“Exactly. The story with him was the drugs. He was selling to the kids on the trains. There were some altercations over money. It’s a really weird scene. You got kids doing it all over the country. I went down to the yard with several other officers on a complaint from some railroad workers. We arrested a whole group of these people, Danny among them. I mean, they were all trespassing, after all. As it turns out, Danny was out there dealing. That was maybe three years ago.”
“I wonder if these kids are still out there.”
“You kidding? It’s bigger now than ever. Now you’ve got college kids and career hippies doing it. It’s still just as illegal as it ever was. Go down to the Freight yard, you’ll see them. People never cease to amaze me with the stupid stuff they find to do. There’ve been a couple of arms and legs lost this year alone.”
“Sounds like a strange way to have fun.”
“Yeah. Anyway, Danny’s probably on the North Side somewhere. He’s closing in on thirty years old. He’s probably not up to doing the hobo thing nowadays. Besides, he’s a drifter, always trying his hand at something new, always petty stuff, though.”
“Then I guess the North Side is where I’ll look for him. There’s plenty of petty stuff there for him to get involved in. Thanks for the coffee, Jake.”
“Hey, come on, Roland. I’m out on a limb here. I gave you what I had, so what do
know?” It was amusing how quickly his demeanor shifted from tough cop to plaintive college boy. I suppressed a smile.
“You know what I know right now. When I know something new, I’ll give it to you. Meanwhile, I have to go.”
“See you around, Roland.” Keeler stared after me as I walked away, the tough cop once again. But then he called. “Hey, Longville. Not so fast.”
I stopped and turned around. Jake got up and walked toward me, opening his overcoat. With a sardonic smile, he reached into his inside pocket and produced a brown paper bag and held it out. As I took it, I could feel a dense object inside. My Smith and Wesson .45.
“Thank you large, Jake.”
“No sweat. It’s just that I like to bet on the winner. I figured that if you have to stay mixed up in this, you could use some heat. Seems like somebody wants to do you some harm. I like to think that the bad guy will go down when it’s all said and done.”
I nodded without speaking. He lowered his voice so that only I could hear.
“Just one more thing. Try not to shoot any more cops. And good luck finding Itchy.”
“Actually, I have someone to go see first.”
“Wouldn’t be the wandering daughter, would it now?”
I turned silently and slid out into the muck.
The girl in the red raincoat was gone, but the sloppy weather had worsened. I stood for a second and watched the gray water run down the gutter and into the sewer grate. My hand played restlessly with my car keys. Why exactly did I want to go see Lena?

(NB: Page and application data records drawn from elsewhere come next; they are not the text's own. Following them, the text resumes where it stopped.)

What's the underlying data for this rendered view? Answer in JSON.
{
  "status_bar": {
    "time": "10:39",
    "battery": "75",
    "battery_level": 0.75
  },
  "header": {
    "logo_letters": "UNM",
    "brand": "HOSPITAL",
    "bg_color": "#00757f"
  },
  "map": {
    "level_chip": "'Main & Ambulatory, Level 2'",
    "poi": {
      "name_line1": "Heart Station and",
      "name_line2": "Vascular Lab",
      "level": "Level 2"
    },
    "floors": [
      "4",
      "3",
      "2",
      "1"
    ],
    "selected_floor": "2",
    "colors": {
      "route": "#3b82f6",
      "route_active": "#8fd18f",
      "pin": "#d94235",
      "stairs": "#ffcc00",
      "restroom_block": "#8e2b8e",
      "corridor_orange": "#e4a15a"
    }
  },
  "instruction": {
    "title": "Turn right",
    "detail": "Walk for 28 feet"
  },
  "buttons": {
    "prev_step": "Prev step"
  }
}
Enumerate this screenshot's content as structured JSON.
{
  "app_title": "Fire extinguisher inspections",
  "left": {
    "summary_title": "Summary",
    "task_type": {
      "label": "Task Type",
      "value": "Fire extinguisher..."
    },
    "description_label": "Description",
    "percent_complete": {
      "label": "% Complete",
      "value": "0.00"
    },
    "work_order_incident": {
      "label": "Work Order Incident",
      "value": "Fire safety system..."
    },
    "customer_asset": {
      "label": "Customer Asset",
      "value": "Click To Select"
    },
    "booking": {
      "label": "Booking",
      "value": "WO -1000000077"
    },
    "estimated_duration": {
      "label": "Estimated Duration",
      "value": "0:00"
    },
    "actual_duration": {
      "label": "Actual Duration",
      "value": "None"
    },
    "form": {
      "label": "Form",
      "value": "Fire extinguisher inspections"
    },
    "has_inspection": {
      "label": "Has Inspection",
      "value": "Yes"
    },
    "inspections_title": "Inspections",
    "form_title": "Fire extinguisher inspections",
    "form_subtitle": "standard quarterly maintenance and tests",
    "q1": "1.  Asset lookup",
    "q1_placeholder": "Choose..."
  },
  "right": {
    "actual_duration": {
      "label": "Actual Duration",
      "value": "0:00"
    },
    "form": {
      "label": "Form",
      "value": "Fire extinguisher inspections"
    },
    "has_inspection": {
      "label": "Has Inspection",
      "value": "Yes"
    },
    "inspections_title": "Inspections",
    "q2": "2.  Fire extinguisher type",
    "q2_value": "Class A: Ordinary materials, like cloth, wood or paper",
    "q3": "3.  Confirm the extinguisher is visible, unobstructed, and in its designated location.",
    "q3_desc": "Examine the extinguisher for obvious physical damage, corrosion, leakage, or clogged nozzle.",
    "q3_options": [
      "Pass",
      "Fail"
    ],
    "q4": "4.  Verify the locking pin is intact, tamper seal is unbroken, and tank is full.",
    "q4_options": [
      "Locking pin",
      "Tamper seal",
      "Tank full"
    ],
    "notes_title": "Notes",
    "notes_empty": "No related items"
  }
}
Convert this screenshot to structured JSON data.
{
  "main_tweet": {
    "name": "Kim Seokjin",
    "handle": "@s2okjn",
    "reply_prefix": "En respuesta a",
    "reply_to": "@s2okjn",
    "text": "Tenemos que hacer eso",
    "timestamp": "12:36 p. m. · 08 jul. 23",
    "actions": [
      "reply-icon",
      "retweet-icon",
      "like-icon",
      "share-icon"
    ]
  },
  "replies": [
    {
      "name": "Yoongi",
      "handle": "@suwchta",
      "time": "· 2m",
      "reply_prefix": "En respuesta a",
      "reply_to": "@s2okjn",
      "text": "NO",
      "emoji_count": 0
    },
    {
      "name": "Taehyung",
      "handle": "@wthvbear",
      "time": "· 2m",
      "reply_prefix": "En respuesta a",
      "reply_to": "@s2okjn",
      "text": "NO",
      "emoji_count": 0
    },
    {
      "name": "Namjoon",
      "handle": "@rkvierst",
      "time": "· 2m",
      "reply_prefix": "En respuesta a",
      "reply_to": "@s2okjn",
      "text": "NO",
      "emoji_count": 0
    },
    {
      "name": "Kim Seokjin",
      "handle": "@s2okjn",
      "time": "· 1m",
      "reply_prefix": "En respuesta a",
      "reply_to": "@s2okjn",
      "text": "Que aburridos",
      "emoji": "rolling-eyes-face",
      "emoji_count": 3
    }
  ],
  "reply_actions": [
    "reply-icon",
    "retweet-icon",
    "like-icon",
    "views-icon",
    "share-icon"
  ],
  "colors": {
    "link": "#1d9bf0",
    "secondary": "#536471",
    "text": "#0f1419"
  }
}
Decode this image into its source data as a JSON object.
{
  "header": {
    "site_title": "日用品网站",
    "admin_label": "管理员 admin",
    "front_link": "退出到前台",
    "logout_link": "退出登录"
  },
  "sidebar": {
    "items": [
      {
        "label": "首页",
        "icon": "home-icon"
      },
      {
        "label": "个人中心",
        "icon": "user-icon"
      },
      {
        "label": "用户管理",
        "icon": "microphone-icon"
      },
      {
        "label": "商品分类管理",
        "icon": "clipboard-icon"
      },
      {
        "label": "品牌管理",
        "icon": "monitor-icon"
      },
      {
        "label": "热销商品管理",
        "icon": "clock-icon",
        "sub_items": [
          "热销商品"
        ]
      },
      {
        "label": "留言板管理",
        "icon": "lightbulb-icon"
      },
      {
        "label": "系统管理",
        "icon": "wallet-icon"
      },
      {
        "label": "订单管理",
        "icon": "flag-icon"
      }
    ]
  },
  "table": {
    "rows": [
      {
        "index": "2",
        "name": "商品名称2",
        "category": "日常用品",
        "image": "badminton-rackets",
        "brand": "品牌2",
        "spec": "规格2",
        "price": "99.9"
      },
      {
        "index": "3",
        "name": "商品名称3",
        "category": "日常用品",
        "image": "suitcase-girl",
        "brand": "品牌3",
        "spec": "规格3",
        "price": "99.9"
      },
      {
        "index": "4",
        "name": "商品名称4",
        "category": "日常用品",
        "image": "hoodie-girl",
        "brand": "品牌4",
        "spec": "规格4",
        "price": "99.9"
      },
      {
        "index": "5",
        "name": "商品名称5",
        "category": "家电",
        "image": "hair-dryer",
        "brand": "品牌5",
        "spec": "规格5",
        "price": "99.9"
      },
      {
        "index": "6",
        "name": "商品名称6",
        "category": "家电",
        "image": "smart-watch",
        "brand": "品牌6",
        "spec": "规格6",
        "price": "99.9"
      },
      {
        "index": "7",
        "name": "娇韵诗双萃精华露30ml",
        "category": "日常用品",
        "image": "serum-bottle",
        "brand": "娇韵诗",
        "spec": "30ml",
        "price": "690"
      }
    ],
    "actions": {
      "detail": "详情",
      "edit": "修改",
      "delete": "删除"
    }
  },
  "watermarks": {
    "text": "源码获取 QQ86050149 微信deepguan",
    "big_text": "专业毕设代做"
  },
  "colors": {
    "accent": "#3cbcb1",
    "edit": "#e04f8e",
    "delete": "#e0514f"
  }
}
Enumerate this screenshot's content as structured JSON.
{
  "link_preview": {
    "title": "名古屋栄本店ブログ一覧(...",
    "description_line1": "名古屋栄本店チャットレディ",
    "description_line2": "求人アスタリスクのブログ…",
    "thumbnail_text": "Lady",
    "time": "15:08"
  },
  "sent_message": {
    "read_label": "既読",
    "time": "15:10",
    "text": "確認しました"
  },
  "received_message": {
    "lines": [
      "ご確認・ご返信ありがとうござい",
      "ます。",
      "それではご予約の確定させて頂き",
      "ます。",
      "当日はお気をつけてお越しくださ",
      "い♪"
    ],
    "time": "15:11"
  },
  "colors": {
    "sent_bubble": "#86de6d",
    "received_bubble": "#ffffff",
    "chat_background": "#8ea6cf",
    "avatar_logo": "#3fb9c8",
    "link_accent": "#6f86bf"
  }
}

Did I need to? Was Jake right? Was I beginning to care for her? All of these questions swirled around in my mind. The answer was probably yes, I decided. Which couldn’t possibly work out well.
I got into my Buick and reached up and twisted the mirror so I could see my face. “Roland, whatever will we do with you?” I asked. But the face didn’t answer. With a sigh, I readjusted he rearview mirror, then started the engine and drove off toward Sumiton, and Lena’s place.
Traffic in the opposite lanes was backed up all the way past downtown; a series of fender benders had made the highway into a long glowing snake with thousands of white, red, and yellow eyes. The snake glistened in the rain, its coils disappearing into infinity.
Lena met me at the door with a warm smile, which warmed my frozen heart immensely. I was pleased to see that she was packing in preparation for moving to her friend’s house. Steve had apparently not returned since his dramatic exit the previous evening.